[Website and app data records]

━━━━━━━━━━

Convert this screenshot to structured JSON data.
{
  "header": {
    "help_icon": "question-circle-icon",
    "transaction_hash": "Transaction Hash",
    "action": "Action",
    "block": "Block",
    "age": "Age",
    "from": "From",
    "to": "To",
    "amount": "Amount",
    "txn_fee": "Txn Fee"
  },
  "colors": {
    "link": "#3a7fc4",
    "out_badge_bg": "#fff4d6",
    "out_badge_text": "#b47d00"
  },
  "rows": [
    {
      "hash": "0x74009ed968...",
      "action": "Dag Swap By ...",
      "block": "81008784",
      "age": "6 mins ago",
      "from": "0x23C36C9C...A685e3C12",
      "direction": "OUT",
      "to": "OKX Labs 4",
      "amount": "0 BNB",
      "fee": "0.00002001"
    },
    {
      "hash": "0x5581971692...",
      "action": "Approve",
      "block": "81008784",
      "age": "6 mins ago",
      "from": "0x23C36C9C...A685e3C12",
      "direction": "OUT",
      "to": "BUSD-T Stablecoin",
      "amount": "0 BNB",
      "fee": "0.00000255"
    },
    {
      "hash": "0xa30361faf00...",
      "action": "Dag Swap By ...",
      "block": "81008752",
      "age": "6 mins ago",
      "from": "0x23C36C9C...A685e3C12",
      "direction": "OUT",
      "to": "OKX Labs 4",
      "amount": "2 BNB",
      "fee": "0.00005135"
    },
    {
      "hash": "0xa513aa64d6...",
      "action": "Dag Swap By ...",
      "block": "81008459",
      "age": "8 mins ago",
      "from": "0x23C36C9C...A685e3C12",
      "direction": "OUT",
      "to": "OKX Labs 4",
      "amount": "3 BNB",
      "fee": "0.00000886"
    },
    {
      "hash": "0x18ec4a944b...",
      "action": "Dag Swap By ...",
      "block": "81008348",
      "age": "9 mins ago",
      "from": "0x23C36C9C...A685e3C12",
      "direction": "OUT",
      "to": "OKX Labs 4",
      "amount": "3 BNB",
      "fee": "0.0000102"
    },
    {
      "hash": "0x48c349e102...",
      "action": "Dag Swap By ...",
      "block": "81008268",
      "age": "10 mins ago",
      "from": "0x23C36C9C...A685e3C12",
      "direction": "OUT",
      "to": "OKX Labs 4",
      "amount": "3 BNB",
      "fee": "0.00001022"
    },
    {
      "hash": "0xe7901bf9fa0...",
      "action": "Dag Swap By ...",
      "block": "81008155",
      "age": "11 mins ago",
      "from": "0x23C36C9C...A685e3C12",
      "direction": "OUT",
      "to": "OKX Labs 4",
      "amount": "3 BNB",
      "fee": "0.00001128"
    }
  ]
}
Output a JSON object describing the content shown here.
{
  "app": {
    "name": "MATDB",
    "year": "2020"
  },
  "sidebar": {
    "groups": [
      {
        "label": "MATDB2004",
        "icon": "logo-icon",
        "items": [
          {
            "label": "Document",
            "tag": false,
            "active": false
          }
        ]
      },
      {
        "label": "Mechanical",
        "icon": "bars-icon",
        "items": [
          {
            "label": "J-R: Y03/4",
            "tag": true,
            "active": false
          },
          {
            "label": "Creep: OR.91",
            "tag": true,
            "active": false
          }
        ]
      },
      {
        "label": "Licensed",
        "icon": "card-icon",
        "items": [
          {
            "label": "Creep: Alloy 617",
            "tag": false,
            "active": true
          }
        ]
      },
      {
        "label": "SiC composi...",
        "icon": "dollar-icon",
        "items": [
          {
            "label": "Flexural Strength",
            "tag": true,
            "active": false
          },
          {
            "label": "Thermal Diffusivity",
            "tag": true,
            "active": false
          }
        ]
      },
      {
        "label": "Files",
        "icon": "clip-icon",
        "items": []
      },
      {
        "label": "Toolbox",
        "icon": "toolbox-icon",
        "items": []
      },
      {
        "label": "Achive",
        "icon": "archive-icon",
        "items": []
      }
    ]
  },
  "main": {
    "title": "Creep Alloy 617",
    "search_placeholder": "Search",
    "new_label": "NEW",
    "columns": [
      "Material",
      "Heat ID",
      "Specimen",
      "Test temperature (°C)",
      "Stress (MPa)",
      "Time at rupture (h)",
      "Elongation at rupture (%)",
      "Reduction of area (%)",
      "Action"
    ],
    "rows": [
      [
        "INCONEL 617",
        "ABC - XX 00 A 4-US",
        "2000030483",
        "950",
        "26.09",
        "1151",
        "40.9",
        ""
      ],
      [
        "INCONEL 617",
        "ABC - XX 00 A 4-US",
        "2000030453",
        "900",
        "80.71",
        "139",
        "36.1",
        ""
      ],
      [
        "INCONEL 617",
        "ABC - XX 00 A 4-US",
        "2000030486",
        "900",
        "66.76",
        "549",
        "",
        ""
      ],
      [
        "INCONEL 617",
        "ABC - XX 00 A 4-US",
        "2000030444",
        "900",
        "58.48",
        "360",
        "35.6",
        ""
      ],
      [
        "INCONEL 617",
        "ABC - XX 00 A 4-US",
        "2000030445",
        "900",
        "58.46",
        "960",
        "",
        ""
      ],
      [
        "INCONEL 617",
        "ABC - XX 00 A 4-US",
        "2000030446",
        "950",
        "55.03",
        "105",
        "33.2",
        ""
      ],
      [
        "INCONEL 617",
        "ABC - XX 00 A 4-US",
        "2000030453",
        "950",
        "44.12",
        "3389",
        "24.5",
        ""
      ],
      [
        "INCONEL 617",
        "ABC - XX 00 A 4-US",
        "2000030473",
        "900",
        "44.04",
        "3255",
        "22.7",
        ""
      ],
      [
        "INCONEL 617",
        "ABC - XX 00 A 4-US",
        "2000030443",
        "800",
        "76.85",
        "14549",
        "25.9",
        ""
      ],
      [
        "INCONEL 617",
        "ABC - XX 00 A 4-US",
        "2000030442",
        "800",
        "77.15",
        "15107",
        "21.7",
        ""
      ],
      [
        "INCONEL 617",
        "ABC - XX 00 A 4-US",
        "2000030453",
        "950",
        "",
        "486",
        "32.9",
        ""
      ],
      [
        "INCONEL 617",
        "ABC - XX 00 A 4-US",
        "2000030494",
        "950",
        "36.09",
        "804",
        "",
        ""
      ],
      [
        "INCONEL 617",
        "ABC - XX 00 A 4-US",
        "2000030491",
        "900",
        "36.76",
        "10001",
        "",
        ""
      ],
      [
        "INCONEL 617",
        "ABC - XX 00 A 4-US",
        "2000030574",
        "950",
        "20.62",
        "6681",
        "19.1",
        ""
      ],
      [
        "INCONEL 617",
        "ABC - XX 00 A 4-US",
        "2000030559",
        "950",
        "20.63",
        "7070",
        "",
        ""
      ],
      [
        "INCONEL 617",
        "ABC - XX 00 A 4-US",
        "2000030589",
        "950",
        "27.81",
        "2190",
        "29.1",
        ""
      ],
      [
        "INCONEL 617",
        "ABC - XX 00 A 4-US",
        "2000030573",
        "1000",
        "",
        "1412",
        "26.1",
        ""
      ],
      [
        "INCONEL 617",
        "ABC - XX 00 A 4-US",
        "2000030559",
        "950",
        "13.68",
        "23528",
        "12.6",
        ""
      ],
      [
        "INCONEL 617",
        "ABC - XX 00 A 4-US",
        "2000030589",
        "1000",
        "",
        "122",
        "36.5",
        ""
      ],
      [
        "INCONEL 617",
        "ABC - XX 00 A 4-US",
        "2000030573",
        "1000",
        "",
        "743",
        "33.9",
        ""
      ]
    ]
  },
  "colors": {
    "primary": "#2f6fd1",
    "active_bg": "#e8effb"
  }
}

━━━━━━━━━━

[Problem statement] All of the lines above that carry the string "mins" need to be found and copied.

[Exercise answer]
      "age": "6 mins ago",
      "age": "6 mins ago",
      "age": "6 mins ago",
      "age": "8 mins ago",
      "age": "9 mins ago",
      "age": "10 mins ago",
      "age": "11 mins ago",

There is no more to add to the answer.